*** Records shown ***

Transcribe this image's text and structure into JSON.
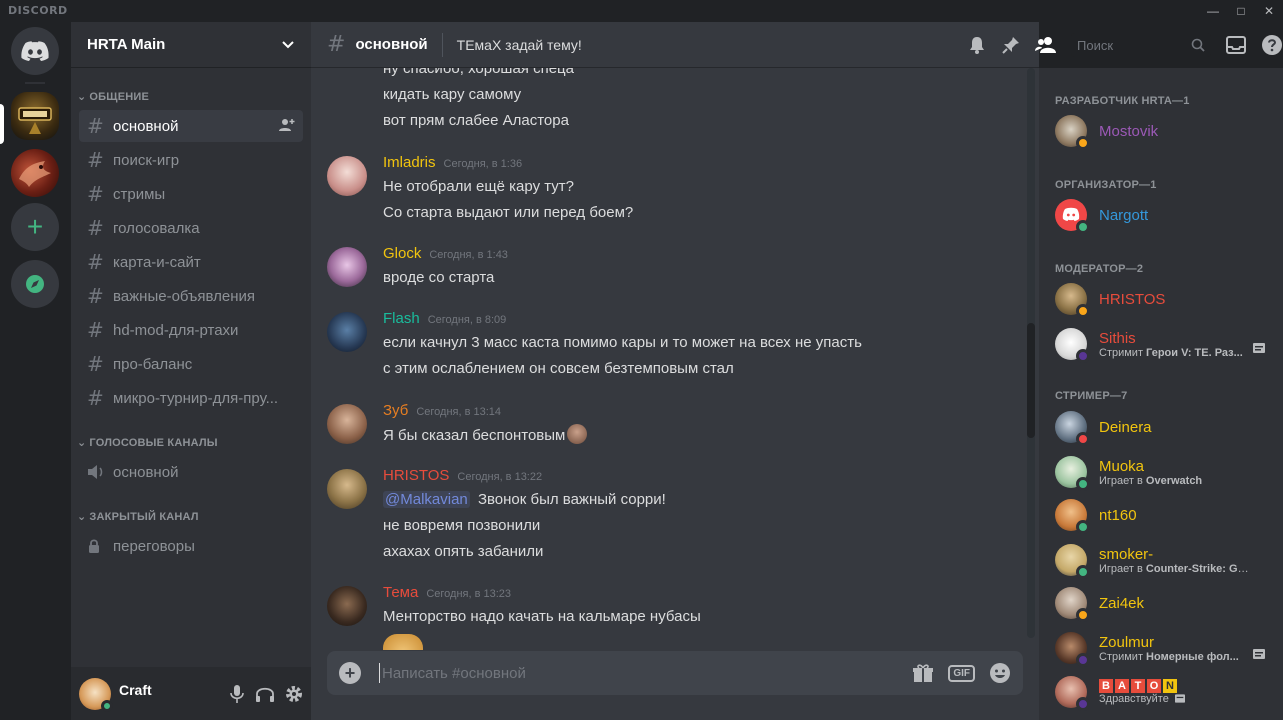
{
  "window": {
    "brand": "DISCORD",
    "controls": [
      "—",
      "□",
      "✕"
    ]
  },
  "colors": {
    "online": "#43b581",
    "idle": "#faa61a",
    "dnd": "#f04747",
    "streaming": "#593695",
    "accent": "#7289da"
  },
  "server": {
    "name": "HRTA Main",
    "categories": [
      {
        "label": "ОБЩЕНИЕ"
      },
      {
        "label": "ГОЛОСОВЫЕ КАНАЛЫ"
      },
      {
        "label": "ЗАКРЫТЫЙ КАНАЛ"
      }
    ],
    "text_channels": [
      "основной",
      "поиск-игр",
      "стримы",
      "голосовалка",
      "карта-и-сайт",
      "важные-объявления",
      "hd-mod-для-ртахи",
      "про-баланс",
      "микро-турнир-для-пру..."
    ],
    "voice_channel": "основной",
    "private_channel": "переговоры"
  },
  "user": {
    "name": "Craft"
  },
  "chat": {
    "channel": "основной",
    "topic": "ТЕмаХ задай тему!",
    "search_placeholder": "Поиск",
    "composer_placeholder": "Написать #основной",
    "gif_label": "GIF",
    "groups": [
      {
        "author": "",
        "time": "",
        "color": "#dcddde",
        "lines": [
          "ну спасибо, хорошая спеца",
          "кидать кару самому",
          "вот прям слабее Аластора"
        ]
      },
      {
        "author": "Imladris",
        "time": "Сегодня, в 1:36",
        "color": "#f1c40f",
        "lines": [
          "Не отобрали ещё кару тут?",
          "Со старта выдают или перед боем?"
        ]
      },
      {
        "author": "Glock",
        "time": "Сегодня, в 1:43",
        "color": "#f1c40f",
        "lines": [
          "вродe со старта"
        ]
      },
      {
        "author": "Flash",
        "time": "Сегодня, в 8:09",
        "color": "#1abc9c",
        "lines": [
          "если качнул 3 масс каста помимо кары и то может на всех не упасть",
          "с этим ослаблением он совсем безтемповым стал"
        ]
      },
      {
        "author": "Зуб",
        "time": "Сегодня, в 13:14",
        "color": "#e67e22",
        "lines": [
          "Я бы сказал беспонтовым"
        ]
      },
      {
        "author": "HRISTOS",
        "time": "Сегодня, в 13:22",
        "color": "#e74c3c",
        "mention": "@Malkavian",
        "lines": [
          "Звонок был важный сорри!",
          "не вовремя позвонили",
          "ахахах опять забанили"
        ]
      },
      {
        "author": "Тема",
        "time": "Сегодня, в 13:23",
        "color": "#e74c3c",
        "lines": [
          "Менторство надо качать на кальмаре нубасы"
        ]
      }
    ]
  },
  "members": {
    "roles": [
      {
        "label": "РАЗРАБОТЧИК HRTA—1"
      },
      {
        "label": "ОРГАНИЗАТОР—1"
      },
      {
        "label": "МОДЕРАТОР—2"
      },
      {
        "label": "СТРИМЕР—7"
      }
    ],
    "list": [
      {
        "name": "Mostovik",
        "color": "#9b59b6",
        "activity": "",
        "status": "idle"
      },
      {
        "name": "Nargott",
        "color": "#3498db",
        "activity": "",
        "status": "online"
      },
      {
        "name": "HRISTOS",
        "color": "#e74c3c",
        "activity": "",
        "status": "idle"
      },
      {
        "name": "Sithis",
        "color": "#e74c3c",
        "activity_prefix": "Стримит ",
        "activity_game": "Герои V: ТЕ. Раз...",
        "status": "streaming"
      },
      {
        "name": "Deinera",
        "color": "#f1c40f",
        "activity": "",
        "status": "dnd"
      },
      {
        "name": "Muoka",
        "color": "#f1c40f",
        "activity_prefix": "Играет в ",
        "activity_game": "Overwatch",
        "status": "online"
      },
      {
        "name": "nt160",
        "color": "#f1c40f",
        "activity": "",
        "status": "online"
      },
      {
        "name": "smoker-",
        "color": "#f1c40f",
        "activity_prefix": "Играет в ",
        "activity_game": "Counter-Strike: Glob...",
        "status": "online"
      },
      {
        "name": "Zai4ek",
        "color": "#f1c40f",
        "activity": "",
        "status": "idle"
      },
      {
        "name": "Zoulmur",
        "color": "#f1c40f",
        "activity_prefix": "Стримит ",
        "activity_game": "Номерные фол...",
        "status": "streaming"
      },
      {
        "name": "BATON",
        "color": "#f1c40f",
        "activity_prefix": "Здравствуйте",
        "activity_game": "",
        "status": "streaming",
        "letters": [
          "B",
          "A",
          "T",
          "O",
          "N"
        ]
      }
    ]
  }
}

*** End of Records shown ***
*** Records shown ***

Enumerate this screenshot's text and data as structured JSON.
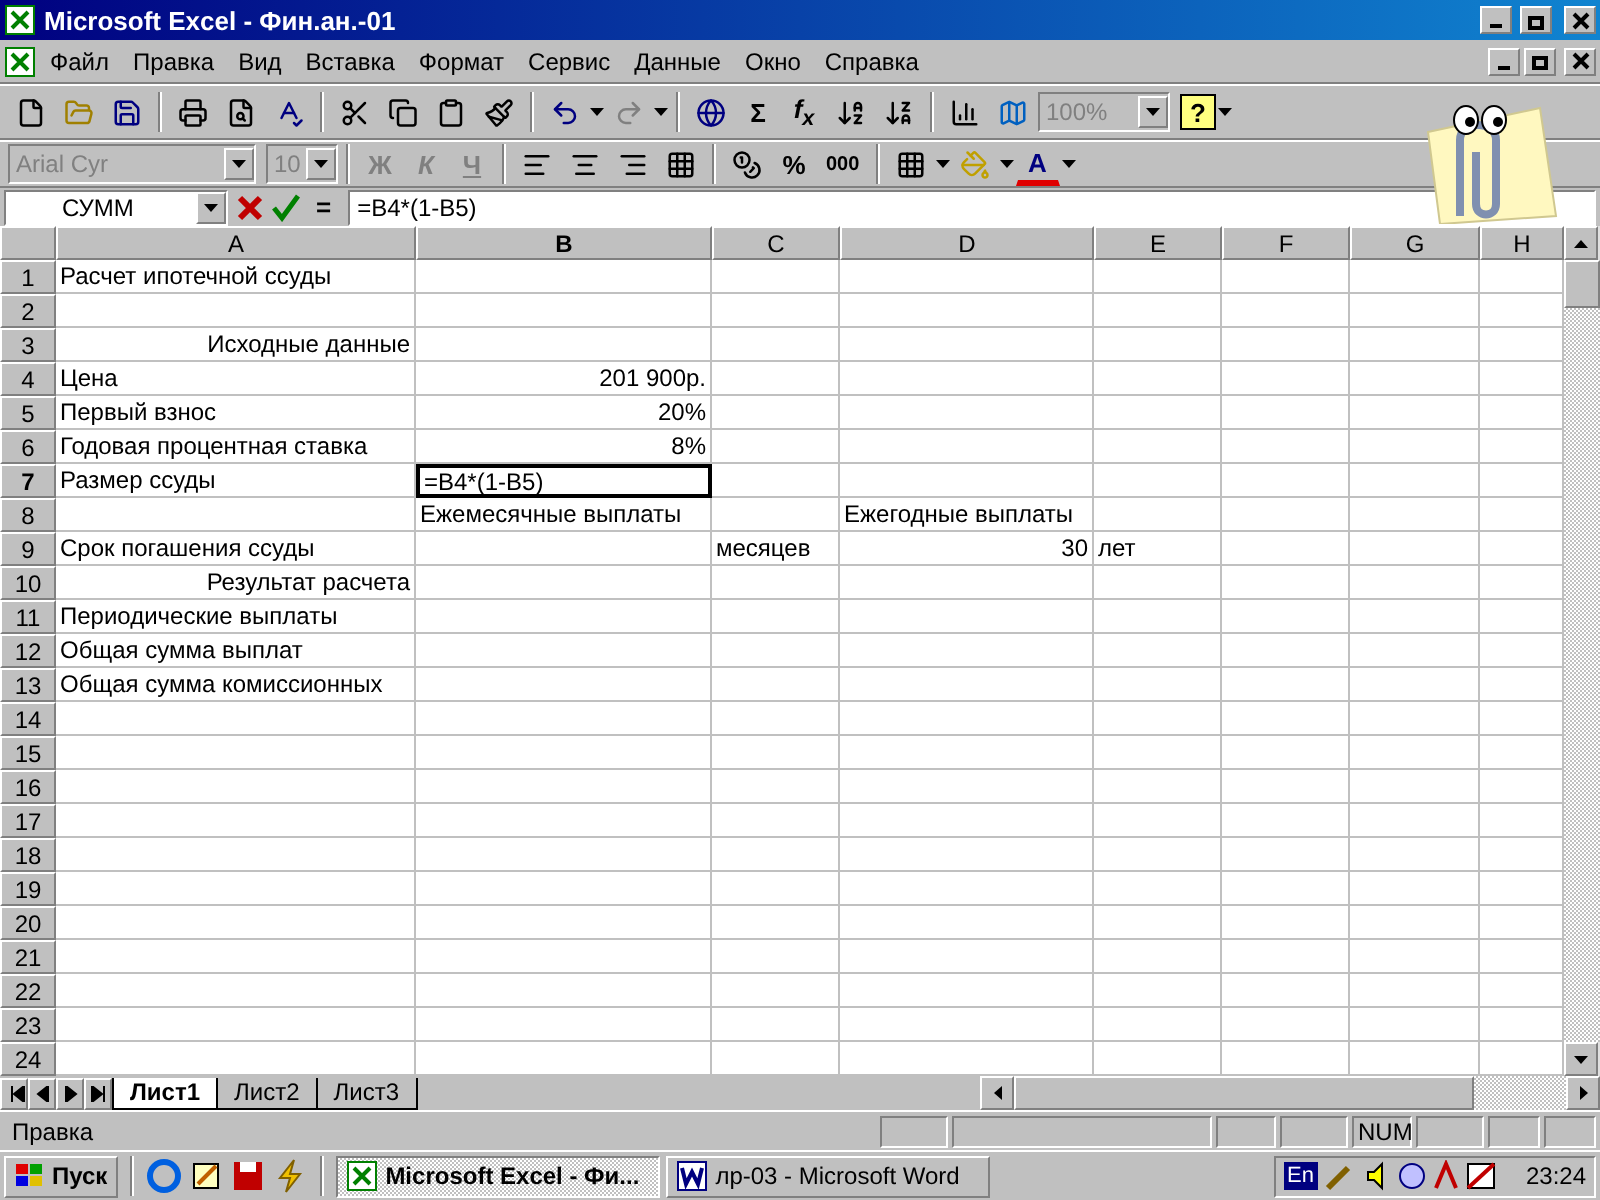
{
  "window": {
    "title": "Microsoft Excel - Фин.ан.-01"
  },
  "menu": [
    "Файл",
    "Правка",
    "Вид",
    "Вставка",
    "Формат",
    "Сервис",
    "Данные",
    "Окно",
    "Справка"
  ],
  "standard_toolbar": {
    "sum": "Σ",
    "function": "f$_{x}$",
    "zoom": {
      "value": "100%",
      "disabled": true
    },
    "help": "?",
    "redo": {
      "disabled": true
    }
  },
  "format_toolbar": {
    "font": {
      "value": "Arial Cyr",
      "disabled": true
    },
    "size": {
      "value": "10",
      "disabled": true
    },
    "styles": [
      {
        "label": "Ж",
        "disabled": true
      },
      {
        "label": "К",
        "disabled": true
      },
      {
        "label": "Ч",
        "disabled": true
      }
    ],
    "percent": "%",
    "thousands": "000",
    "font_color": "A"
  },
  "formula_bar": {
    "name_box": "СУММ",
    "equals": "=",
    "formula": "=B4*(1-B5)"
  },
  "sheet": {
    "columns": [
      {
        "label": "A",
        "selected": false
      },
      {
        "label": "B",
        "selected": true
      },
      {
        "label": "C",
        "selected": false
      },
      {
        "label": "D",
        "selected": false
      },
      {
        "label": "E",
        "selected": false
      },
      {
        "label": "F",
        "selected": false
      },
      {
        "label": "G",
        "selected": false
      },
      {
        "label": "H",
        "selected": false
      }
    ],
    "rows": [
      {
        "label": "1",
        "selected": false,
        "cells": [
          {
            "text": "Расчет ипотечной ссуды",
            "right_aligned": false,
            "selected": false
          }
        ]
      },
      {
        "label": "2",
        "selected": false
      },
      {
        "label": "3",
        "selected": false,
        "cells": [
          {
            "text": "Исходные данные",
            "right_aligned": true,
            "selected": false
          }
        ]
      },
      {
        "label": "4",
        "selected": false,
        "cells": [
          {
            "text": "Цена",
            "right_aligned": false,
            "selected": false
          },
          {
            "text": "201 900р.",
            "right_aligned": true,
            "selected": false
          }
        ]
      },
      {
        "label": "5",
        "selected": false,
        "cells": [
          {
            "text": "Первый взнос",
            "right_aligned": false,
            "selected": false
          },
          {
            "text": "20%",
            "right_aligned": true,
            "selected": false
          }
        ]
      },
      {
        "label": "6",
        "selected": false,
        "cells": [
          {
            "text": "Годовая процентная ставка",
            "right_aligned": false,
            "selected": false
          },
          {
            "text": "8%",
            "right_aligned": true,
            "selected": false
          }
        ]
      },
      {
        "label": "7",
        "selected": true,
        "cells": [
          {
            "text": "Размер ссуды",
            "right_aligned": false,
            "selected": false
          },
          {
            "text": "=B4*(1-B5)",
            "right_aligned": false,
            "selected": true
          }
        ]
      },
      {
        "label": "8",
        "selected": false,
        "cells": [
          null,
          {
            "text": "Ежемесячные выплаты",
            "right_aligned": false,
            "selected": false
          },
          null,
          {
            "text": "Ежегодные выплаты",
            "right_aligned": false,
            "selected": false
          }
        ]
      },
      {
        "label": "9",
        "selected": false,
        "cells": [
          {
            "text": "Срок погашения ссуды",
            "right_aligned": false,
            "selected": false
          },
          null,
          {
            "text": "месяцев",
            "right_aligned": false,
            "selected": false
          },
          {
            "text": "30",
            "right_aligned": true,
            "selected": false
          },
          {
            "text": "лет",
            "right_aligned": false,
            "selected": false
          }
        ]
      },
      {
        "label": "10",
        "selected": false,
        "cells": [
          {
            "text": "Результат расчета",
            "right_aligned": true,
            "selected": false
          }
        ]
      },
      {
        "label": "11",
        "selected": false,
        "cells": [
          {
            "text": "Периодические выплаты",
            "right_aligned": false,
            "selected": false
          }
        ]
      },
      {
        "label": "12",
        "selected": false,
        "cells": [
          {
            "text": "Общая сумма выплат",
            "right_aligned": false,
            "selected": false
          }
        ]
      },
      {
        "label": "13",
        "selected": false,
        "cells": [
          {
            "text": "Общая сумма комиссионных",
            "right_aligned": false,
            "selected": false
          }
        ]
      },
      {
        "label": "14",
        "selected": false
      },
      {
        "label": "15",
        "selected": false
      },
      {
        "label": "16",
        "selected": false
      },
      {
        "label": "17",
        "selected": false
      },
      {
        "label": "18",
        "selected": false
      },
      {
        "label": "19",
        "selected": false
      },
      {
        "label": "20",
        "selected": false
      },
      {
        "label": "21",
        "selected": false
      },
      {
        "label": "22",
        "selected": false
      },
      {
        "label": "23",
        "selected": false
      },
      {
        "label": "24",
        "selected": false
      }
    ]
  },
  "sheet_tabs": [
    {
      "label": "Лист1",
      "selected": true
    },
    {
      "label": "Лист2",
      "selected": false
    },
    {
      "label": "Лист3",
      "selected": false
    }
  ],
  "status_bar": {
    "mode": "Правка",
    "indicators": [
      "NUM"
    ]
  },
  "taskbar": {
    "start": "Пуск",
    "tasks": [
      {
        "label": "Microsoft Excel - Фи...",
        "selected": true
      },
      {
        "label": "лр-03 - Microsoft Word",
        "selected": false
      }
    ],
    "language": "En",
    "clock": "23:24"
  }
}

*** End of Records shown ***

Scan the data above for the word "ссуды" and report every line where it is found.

# Your response
            "text": "Расчет ипотечной ссуды",
            "text": "Размер ссуды",
            "text": "Срок погашения ссуды",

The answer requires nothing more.